Derek Bell, ASE chief executive, said that many schools do not demonstrate exciting experiments because they wrongly believe them to be banned.
"There are a number of myths that have been perpetuated," he said. "We have to realise there is a lot more freedom for teachers to do things than they are led to believe.
"Most experiments are not banned. People use it as an excuse and say you can't do it because of health and safety."
Dr Bell's comments follow a report last year by the Royal Society of Chemistry which showed that 70 per cent of schools have the incorrect belief that it is illegal for pupils to sample their own blood and 32 per cent thought pupils' own saliva samples were banned.
Other common misconceptions included the belief that the keeping of giant African land snails was banned, as was the ammonium dichromate volcano experiment and demonstrations of protactinium generators which are used to measure the half-life of radioactive materials.
The ASE has asked Sir Mike Tomlinson, the former chief inspector who has led two major government inquiries, to head an investigation into school science. Sir Mike is the ASE's outgoing president.
Teachers will be asked how the subject can be made more interesting, following repeated claims that science teaching is often seen as boring by pupils.
The investigation began before Christmas but was unveiled at the ASE annual conference.
It will focus on the difficulties of creating lively lessons and how to react to teachers' reluctance to carry out experiments. The ASE says many teachers believe that the key stage 3 Qualifications and Curriculum Authority work schemes limit their ability to be innovative in their teaching.

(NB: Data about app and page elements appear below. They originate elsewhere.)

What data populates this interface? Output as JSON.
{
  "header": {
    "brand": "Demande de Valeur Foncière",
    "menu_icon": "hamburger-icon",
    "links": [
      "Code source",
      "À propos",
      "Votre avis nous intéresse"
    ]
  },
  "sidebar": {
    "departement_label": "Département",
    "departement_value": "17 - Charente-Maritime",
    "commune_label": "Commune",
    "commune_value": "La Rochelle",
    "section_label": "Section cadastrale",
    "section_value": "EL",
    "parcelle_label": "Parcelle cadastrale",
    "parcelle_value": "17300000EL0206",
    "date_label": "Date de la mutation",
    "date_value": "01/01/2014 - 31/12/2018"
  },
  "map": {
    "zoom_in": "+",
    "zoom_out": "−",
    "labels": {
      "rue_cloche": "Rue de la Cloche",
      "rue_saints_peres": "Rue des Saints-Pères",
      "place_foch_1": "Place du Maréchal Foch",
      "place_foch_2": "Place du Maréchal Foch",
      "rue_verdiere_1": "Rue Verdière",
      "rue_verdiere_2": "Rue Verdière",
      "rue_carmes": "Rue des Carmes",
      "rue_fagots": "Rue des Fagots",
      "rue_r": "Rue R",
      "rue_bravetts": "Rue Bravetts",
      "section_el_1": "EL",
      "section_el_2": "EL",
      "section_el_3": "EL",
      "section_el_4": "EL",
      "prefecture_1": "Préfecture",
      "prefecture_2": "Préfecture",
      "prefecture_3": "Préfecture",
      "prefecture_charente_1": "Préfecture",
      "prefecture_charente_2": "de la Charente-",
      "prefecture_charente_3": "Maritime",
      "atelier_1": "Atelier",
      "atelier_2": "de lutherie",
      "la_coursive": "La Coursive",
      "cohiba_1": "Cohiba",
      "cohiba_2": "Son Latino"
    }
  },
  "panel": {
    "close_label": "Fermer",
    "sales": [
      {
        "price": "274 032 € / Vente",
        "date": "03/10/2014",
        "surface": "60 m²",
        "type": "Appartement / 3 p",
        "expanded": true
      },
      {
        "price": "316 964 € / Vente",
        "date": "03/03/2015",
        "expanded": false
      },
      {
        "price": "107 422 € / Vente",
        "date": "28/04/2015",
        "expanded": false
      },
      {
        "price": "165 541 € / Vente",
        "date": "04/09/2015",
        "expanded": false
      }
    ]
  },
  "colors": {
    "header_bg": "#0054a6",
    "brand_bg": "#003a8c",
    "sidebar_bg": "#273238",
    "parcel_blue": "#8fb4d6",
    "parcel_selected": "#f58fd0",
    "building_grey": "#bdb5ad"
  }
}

Yet the work schemes are not compulsory. The review will consider how to get this message across to staff and encourage innovation.
The inquiry is expected to touch on the issue of GCSE coursework, which is widely seen as demotivating and formulaic for pupils - a problem recognised by the QCA in its annual report on science.